TASK ITEM: Work through the records below and copy every line that includes "caprock".

GIVEN DATA:
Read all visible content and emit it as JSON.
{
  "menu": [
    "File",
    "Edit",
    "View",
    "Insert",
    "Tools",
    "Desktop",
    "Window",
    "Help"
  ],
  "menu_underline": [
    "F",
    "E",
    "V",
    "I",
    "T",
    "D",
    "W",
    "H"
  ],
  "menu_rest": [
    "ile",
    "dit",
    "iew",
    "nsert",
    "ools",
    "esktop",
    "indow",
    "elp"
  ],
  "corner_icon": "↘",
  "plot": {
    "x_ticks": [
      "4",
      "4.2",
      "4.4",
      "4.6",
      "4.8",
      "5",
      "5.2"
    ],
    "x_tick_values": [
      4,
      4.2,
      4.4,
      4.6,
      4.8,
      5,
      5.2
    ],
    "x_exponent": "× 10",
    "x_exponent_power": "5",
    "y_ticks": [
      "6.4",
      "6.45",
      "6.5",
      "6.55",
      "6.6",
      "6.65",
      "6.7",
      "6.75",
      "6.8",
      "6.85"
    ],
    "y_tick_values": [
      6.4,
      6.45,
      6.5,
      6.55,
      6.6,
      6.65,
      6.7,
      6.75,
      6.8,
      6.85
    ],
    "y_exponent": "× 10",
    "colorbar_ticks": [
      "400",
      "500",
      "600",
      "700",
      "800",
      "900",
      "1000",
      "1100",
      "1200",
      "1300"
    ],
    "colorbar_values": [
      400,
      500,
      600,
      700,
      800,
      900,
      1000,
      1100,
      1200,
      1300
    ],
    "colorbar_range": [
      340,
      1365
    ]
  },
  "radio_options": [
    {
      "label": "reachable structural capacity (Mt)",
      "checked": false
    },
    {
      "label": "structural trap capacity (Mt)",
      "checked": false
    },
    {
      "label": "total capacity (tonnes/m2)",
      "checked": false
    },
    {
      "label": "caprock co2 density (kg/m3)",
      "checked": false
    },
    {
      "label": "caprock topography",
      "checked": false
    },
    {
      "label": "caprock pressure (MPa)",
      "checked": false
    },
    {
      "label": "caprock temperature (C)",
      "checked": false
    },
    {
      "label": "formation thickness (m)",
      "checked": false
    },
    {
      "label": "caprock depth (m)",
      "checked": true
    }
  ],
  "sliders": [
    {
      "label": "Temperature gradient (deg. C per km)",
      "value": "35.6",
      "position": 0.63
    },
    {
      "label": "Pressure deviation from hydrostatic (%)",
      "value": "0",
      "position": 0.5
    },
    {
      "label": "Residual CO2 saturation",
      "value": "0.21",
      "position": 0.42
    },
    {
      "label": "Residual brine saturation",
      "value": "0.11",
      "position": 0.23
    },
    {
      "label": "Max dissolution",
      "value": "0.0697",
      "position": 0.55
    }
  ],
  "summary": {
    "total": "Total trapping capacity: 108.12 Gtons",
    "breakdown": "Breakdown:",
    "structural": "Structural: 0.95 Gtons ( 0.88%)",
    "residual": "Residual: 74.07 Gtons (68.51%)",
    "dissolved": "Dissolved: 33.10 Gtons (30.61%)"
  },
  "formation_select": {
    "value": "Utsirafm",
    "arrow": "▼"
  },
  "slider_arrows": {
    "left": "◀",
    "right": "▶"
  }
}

TASK RESULT:
      "label": "caprock co2 density (kg/m3)",
      "label": "caprock topography",
      "label": "caprock pressure (MPa)",
      "label": "caprock temperature (C)",
      "label": "caprock depth (m)",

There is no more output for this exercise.